I love baseball. Currently, this would seem obvious – as a Gamecock fan, it’s easy to proclaim the awesomeness of baseball while riding the wave of back to back National Championships. (We closed down Rosenblatt, in case you hadn’t heard) And, as usual per this woefully neglected blog, I am only referring to college baseball – the pro’s may as well not even exist in my little world.
But the sport itself is fascinating to me. Complex, yet simple, simultaneously. The premise is easy – the execution is the challenge. I don’t even bother trying to understand the record keeping. Recently I read Moneyball, and basically had to think really hard in order to understand the book simply because of the sheer quantity of information – stats, stats, and even more stats. Regardless, I pushed through and became privy to one of the greatest stories in modern sports. Numbers never lie, and once the pattern was revealed, Oakland A’s manager Billy Beane became a man obsessed with them. As an aside, if you are a sports fan reading this blog, I highly recommend the book, as well as the movie. Truly fascinating stuff.
Baseball moves slowly for play after play, and then, in the blink of an eye, points are scored, runners are thrown out and history is made. Anyone who has played a sport of any kind will attest that the waiting around for play action is enough to make you climb straight out of your skin. When you are sitting in left field while your pitcher throws strike after strike, it’s hard to stay focused, to stay as taut as an arrow on the string, ready to fly at the flick of a wrist. But stay on task they must, while those of us watching from the comfort of our sofas are lulled to sleep by the slow cadence of the broadcast. That one moment of acceleration to catch a outfield fly ball begins and ends in an instant, and yet can change the course of a game entirely.
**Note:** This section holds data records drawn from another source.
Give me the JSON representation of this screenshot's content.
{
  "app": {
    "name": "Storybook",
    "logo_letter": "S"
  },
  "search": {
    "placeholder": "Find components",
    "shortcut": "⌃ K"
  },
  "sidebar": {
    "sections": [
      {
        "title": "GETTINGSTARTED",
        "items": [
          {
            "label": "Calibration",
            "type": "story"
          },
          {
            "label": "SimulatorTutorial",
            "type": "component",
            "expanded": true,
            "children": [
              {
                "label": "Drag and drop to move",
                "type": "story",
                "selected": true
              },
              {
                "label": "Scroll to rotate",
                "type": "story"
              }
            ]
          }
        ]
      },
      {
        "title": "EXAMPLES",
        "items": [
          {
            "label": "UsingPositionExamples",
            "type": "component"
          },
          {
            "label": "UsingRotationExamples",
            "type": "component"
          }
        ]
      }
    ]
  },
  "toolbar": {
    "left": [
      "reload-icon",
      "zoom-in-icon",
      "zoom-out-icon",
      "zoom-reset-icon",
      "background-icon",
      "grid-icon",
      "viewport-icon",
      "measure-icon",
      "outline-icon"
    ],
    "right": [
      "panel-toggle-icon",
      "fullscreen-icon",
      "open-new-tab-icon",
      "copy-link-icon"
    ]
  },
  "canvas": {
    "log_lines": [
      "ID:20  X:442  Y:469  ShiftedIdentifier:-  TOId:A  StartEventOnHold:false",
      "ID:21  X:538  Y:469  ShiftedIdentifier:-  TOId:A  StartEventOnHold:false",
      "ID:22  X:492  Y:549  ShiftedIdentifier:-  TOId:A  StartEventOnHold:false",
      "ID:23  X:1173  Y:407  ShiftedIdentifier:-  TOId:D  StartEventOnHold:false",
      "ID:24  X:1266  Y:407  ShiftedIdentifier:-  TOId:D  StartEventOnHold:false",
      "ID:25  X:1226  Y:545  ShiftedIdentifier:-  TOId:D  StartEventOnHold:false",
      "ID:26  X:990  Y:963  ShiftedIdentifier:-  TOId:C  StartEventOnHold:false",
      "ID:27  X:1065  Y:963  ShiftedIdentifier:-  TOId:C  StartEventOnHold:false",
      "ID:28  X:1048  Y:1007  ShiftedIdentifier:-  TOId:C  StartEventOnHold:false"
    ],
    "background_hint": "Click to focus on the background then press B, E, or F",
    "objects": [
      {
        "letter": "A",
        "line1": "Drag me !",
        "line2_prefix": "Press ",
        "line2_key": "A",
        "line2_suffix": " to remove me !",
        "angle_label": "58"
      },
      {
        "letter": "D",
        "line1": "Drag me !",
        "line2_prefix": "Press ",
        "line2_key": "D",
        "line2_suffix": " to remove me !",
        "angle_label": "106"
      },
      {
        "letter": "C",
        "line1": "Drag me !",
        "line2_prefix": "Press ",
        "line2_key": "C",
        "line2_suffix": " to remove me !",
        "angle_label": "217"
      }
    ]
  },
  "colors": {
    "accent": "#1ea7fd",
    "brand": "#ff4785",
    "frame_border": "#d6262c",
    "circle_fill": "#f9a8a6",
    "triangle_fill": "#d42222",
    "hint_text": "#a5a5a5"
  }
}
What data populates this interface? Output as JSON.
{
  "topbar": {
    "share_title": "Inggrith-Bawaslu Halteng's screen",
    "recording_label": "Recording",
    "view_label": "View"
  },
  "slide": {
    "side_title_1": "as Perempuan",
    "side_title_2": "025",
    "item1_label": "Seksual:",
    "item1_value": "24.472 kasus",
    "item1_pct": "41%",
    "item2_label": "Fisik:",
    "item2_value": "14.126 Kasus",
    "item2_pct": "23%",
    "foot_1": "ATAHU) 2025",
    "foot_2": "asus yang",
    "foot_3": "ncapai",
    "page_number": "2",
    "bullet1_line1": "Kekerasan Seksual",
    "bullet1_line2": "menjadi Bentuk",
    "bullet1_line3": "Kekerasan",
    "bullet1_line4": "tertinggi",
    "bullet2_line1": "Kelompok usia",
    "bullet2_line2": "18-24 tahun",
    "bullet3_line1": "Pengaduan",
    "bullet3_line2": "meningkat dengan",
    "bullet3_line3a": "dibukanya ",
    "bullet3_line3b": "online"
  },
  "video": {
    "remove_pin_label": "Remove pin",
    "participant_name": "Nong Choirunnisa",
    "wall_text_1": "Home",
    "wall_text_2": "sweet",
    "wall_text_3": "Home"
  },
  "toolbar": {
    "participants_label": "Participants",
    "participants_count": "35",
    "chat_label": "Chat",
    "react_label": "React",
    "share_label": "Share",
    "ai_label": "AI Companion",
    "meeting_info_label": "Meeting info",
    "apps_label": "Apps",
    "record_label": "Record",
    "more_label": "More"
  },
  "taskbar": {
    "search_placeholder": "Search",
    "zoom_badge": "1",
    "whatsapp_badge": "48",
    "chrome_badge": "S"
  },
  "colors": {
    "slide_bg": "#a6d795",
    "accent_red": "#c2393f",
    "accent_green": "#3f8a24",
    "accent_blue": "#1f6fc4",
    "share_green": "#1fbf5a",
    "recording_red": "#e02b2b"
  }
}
There is a certain kind of mystique attached to America’s pastime, though. A mythical quality not yet breached by this country’s other love, football. For while the football fans are legion, baseball fans are different. They notice subtleties and dissect them endlessly, challenging the outcome of a game by posing possibilities that seem minute, but game changing nonetheless. Neither is superior over the other; they are simply different animals. Football is power while baseball is prowess. Football is the bear, while baseball is the wolf.
I grew up watching baseball, often supervised by adults holding cigarettes to keep the bugs away. Sitting on aluminum bleachers for at least two, sometimes three hours at a time, making countless trips to the snack bar for blow-pops, sodas and popcorn. Eventually I sat in real seats watching local minor leagues and my beloved Gamecocks. By then I was there for the socializing, the dollar beer, and the cheap entertainment. But now I’m back as a lover of the game itself, and am happy to report that it is exactly as it always has been – slow and fast, simple and complex, all at once. Take me out to the ballgame, sooner rather than later, please.
“Baseball is a ballet without music. Drama without words.” ~Ernie Harwell, “The Game for All America,” 1955